▸ **EXERCISE**: Look for the word "maaslalani" in the material below. Copy each line that has it.

▸ **EXTRACTED DATA**:
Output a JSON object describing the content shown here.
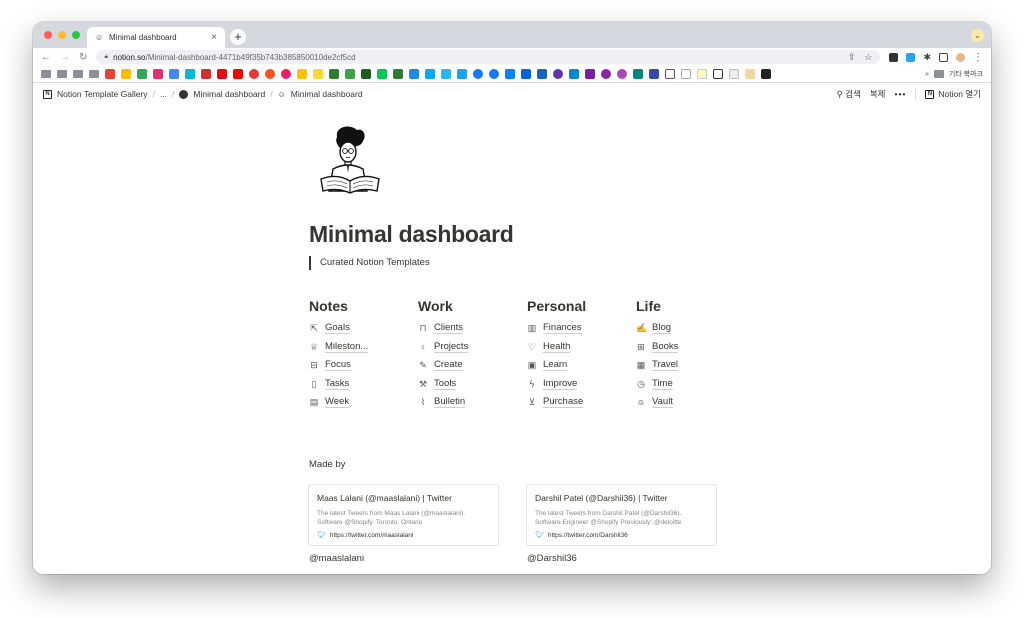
{
  "browser": {
    "tab_title": "Minimal dashboard",
    "tab_close": "×",
    "new_tab": "+",
    "url_host": "notion.so",
    "url_path": "/Minimal-dashboard-4471b49f35b743b385850010de2cf5cd",
    "other_bookmarks": "기타 북마크"
  },
  "topbar": {
    "breadcrumb": [
      "Notion Template Gallery",
      "...",
      "Minimal dashboard",
      "Minimal dashboard"
    ],
    "search_label": "검색",
    "duplicate_label": "복제",
    "more_label": "•••",
    "open_label": "Notion 열기"
  },
  "page": {
    "title": "Minimal dashboard",
    "quote": "Curated Notion Templates",
    "columns": [
      {
        "heading": "Notes",
        "links": [
          {
            "label": "Goals",
            "icon": "cursor-icon"
          },
          {
            "label": "Mileston...",
            "icon": "trophy-icon"
          },
          {
            "label": "Focus",
            "icon": "inbox-icon"
          },
          {
            "label": "Tasks",
            "icon": "clipboard-icon"
          },
          {
            "label": "Week",
            "icon": "calendar-icon"
          }
        ]
      },
      {
        "heading": "Work",
        "links": [
          {
            "label": "Clients",
            "icon": "briefcase-icon"
          },
          {
            "label": "Projects",
            "icon": "lightbulb-icon"
          },
          {
            "label": "Create",
            "icon": "pencil-icon"
          },
          {
            "label": "Tools",
            "icon": "wrench-icon"
          },
          {
            "label": "Bulletin",
            "icon": "paperclip-icon"
          }
        ]
      },
      {
        "heading": "Personal",
        "links": [
          {
            "label": "Finances",
            "icon": "bar-chart-icon"
          },
          {
            "label": "Health",
            "icon": "heart-icon"
          },
          {
            "label": "Learn",
            "icon": "save-icon"
          },
          {
            "label": "Improve",
            "icon": "lightning-icon"
          },
          {
            "label": "Purchase",
            "icon": "cart-icon"
          }
        ]
      },
      {
        "heading": "Life",
        "links": [
          {
            "label": "Blog",
            "icon": "edit-icon"
          },
          {
            "label": "Books",
            "icon": "book-icon"
          },
          {
            "label": "Travel",
            "icon": "map-icon"
          },
          {
            "label": "Time",
            "icon": "clock-icon"
          },
          {
            "label": "Vault",
            "icon": "lock-icon"
          }
        ]
      }
    ],
    "made_by": "Made by",
    "cards": [
      {
        "title": "Maas Lalani (@maaslalani) | Twitter",
        "desc1": "The latest Tweets from Maas Lalani (@maaslalani).",
        "desc2": "Software @Shopify. Toronto, Ontario",
        "url": "https://twitter.com/maaslalani",
        "handle": "@maaslalani"
      },
      {
        "title": "Darshil Patel (@Darshil36) | Twitter",
        "desc1": "The latest Tweets from Darshil Patel (@Darshil36).",
        "desc2": "Software Engineer @Shopify Previously: @deloitte",
        "url": "https://twitter.com/Darshil36",
        "handle": "@Darshil36"
      }
    ]
  },
  "colors": {
    "text": "#37352f",
    "twitter": "#1d9bf0",
    "tab_bar": "#d6d8df"
  }
}
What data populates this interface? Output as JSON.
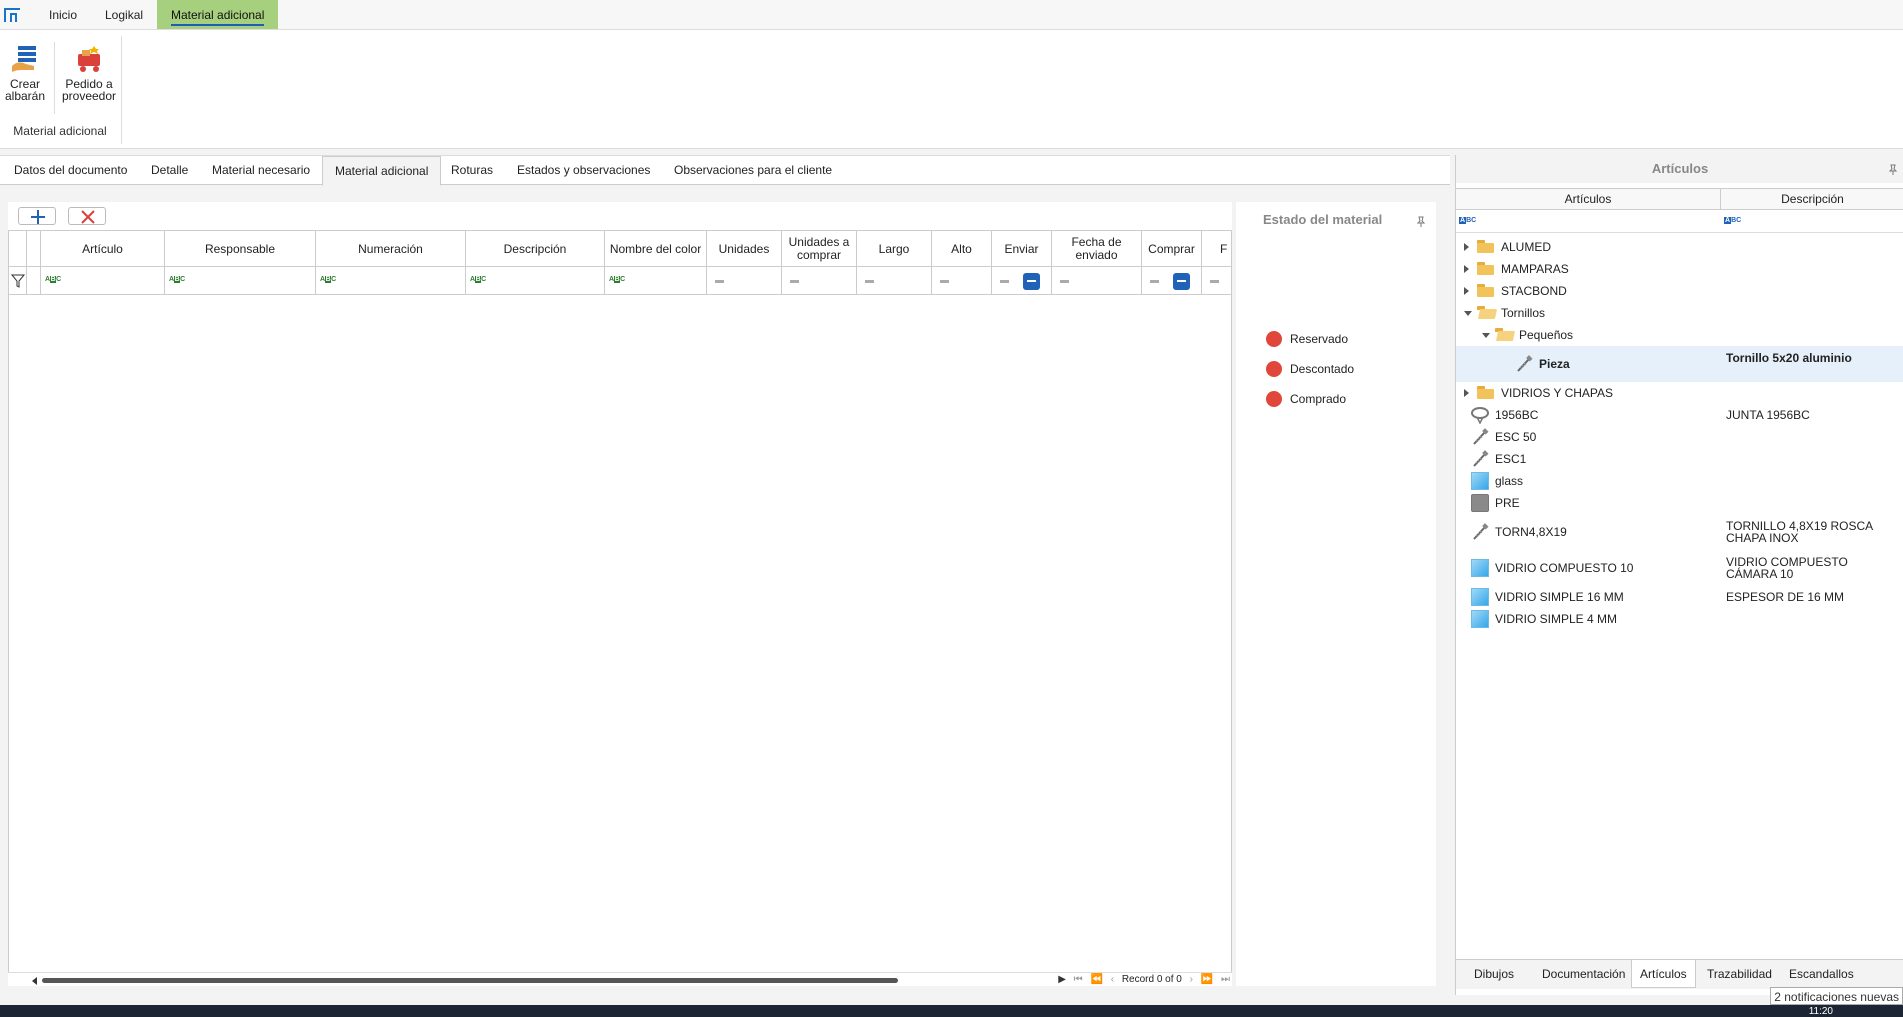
{
  "menubar": {
    "items": [
      "Inicio",
      "Logikal",
      "Material adicional"
    ],
    "active": "Material adicional"
  },
  "ribbon": {
    "buttons": [
      {
        "line1": "Crear",
        "line2": "albarán",
        "icon": "create-delivery-note-icon"
      },
      {
        "line1": "Pedido a",
        "line2": "proveedor",
        "icon": "supplier-order-icon"
      }
    ],
    "group_label": "Material adicional"
  },
  "doc_tabs": [
    "Datos del documento",
    "Detalle",
    "Material necesario",
    "Material adicional",
    "Roturas",
    "Estados y observaciones",
    "Observaciones para el cliente"
  ],
  "doc_tabs_active": "Material adicional",
  "grid": {
    "columns": [
      {
        "label": "Artículo",
        "filter": "text"
      },
      {
        "label": "Responsable",
        "filter": "text"
      },
      {
        "label": "Numeración",
        "filter": "text"
      },
      {
        "label": "Descripción",
        "filter": "text"
      },
      {
        "label": "Nombre del color",
        "filter": "text"
      },
      {
        "label": "Unidades",
        "filter": "number"
      },
      {
        "label": "Unidades a comprar",
        "filter": "number"
      },
      {
        "label": "Largo",
        "filter": "number"
      },
      {
        "label": "Alto",
        "filter": "number"
      },
      {
        "label": "Enviar",
        "filter": "check"
      },
      {
        "label": "Fecha de enviado",
        "filter": "number"
      },
      {
        "label": "Comprar",
        "filter": "check"
      },
      {
        "label": "F",
        "filter": "number"
      }
    ],
    "rows": [],
    "pager_text": "Record 0 of 0"
  },
  "estado": {
    "title": "Estado del material",
    "legend": [
      {
        "label": "Reservado",
        "color": "#e0463a"
      },
      {
        "label": "Descontado",
        "color": "#e0463a"
      },
      {
        "label": "Comprado",
        "color": "#e0463a"
      }
    ]
  },
  "articulos": {
    "title": "Artículos",
    "columns": [
      "Artículos",
      "Descripción"
    ],
    "tree": [
      {
        "label": "ALUMED",
        "desc": "",
        "level": 0,
        "icon": "folder-icon",
        "expand": "collapsed"
      },
      {
        "label": "MAMPARAS",
        "desc": "",
        "level": 0,
        "icon": "folder-icon",
        "expand": "collapsed"
      },
      {
        "label": "STACBOND",
        "desc": "",
        "level": 0,
        "icon": "folder-icon",
        "expand": "collapsed"
      },
      {
        "label": "Tornillos",
        "desc": "",
        "level": 0,
        "icon": "folder-open-icon",
        "expand": "expanded"
      },
      {
        "label": "Pequeños",
        "desc": "",
        "level": 1,
        "icon": "folder-open-icon",
        "expand": "expanded"
      },
      {
        "label": "Pieza",
        "desc": "Tornillo 5x20 aluminio",
        "level": 2,
        "icon": "screw-icon",
        "expand": "none",
        "selected": true
      },
      {
        "label": "VIDRIOS Y CHAPAS",
        "desc": "",
        "level": 0,
        "icon": "folder-icon",
        "expand": "collapsed"
      },
      {
        "label": "1956BC",
        "desc": "JUNTA 1956BC",
        "level": 0,
        "icon": "gasket-icon",
        "expand": "none"
      },
      {
        "label": "ESC 50",
        "desc": "",
        "level": 0,
        "icon": "screw-icon",
        "expand": "none"
      },
      {
        "label": "ESC1",
        "desc": "",
        "level": 0,
        "icon": "screw-icon",
        "expand": "none"
      },
      {
        "label": "glass",
        "desc": "",
        "level": 0,
        "icon": "glass-icon",
        "expand": "none"
      },
      {
        "label": "PRE",
        "desc": "",
        "level": 0,
        "icon": "profile-icon",
        "expand": "none"
      },
      {
        "label": "TORN4,8X19",
        "desc": "TORNILLO 4,8X19 ROSCA CHAPA INOX",
        "level": 0,
        "icon": "screw-icon",
        "expand": "none"
      },
      {
        "label": "VIDRIO COMPUESTO 10",
        "desc": "VIDRIO COMPUESTO CÁMARA 10",
        "level": 0,
        "icon": "glass-icon",
        "expand": "none"
      },
      {
        "label": "VIDRIO SIMPLE 16 MM",
        "desc": "ESPESOR DE 16 MM",
        "level": 0,
        "icon": "glass-icon",
        "expand": "none"
      },
      {
        "label": "VIDRIO SIMPLE 4 MM",
        "desc": "",
        "level": 0,
        "icon": "glass-icon",
        "expand": "none"
      }
    ],
    "bottom_tabs": [
      "Dibujos",
      "Documentación",
      "Artículos",
      "Trazabilidad",
      "Escandallos"
    ],
    "bottom_tab_active": "Artículos"
  },
  "notification": "2 notificaciones nuevas",
  "clock": "11:20"
}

▸ **SOLUTION BELOW**:
        "title": "Maas Lalani (@maaslalani) | Twitter",
        "desc1": "The latest Tweets from Maas Lalani (@maaslalani).",
        "url": "https://twitter.com/maaslalani",
        "handle": "@maaslalani"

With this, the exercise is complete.